── PROVIDED ENTRIES ──

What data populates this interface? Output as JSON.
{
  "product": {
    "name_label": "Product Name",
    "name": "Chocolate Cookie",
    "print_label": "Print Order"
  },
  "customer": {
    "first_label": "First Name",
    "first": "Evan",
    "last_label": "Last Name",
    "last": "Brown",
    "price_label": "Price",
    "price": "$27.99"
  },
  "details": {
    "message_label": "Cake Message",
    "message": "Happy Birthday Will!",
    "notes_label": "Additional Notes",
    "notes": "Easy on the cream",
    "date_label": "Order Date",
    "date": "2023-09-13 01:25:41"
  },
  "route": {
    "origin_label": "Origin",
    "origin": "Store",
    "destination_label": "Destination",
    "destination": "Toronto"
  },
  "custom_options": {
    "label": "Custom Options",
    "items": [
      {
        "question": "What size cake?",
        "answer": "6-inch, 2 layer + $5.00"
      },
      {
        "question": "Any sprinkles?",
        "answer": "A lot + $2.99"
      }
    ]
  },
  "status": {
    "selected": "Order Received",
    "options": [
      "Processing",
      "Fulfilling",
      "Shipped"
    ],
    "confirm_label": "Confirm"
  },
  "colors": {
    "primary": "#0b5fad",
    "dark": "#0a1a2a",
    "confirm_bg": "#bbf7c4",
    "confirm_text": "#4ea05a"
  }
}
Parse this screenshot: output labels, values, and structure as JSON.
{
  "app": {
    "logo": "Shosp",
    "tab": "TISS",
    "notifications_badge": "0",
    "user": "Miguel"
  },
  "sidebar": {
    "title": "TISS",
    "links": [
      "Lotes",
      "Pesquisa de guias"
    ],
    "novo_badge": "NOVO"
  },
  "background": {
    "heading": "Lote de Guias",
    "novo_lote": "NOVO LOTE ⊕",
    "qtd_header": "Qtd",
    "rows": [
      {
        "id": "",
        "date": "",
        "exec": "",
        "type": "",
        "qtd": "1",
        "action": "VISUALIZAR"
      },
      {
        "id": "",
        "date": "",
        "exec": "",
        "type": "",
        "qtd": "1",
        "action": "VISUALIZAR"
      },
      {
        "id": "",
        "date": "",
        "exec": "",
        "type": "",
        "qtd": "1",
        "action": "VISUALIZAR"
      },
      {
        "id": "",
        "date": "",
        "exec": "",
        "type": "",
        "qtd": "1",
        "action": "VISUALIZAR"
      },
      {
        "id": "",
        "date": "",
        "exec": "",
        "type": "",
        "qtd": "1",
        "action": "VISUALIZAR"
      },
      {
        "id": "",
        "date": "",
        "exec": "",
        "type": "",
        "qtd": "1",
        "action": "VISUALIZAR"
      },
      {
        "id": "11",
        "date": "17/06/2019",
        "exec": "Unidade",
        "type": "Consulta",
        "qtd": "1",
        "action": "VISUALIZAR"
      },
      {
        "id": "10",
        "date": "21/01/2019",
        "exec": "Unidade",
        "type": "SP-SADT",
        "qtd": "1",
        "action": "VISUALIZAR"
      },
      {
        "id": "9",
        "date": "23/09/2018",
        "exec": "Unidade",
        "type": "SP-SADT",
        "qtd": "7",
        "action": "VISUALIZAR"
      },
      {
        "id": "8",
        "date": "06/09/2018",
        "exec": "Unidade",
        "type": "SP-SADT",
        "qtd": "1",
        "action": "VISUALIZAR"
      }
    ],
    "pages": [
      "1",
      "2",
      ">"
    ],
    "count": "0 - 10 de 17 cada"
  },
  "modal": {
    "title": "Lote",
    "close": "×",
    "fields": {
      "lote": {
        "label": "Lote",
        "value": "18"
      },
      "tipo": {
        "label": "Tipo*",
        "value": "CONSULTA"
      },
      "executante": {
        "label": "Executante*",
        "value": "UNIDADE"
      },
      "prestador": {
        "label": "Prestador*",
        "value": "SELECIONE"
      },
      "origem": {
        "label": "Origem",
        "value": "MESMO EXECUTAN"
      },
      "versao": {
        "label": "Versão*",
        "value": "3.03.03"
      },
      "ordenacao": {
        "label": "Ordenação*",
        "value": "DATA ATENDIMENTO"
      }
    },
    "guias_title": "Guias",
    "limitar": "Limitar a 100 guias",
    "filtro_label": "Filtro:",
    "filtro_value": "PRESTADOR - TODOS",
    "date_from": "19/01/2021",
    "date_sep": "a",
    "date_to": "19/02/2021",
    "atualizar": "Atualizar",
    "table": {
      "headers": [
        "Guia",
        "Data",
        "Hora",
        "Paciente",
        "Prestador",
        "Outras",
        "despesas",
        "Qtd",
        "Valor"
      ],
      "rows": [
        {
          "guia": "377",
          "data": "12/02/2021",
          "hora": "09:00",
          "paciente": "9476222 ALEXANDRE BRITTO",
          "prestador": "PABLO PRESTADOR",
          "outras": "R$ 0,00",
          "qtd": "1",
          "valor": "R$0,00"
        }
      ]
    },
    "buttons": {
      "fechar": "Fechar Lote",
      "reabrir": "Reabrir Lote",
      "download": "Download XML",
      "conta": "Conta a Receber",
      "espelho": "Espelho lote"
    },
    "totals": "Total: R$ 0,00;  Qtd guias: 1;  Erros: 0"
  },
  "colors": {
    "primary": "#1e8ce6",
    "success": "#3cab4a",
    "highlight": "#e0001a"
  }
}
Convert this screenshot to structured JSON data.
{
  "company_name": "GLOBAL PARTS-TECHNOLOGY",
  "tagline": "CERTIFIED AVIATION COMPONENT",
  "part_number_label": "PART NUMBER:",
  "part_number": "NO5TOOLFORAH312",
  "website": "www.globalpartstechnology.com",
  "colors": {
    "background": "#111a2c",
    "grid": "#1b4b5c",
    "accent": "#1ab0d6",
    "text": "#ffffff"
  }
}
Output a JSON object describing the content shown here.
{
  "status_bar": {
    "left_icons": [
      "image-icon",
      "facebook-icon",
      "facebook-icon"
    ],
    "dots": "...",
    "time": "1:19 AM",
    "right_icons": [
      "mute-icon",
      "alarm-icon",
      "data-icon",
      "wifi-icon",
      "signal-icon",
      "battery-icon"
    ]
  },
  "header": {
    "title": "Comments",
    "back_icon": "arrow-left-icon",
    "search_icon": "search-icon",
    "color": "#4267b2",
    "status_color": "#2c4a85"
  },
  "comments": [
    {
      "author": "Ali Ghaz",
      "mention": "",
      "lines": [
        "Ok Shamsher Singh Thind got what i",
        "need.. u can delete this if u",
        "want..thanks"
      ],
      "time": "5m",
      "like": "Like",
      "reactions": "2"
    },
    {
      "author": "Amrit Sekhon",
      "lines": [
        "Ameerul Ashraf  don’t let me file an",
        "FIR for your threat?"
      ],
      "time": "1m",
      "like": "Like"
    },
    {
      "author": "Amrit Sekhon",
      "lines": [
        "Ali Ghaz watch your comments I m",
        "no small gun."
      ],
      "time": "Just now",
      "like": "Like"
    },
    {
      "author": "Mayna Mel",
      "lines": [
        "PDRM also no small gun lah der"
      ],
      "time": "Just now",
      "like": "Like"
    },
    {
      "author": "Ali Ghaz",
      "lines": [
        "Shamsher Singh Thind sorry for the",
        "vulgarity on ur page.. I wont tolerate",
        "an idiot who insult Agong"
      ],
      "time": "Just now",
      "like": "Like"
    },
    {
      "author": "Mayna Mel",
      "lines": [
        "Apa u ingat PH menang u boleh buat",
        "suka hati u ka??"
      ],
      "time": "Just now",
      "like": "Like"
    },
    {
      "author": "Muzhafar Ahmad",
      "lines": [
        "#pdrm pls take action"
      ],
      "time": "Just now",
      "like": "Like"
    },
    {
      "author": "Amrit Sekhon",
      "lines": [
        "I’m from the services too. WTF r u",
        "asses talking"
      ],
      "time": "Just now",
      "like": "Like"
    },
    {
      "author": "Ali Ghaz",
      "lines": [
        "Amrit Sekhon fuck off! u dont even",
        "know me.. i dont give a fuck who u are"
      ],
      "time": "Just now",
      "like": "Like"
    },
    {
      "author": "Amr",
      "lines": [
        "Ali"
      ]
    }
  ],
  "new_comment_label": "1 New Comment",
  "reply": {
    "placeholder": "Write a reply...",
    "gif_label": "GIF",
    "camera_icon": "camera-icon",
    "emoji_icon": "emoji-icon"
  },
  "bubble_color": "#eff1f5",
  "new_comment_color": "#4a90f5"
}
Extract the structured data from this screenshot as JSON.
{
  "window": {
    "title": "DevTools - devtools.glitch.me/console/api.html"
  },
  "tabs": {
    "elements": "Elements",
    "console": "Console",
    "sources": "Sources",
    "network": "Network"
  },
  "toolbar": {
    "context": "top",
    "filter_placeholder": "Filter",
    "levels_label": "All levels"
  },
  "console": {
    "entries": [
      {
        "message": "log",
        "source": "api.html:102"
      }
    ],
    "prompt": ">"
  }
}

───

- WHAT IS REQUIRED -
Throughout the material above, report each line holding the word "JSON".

- WORKED SOLUTION -
What data populates this interface? Output as JSON.
Parse this screenshot: output labels, values, and structure as JSON.
Convert this screenshot to structured JSON data.
Output a JSON object describing the content shown here.
Extract the structured data from this screenshot as JSON.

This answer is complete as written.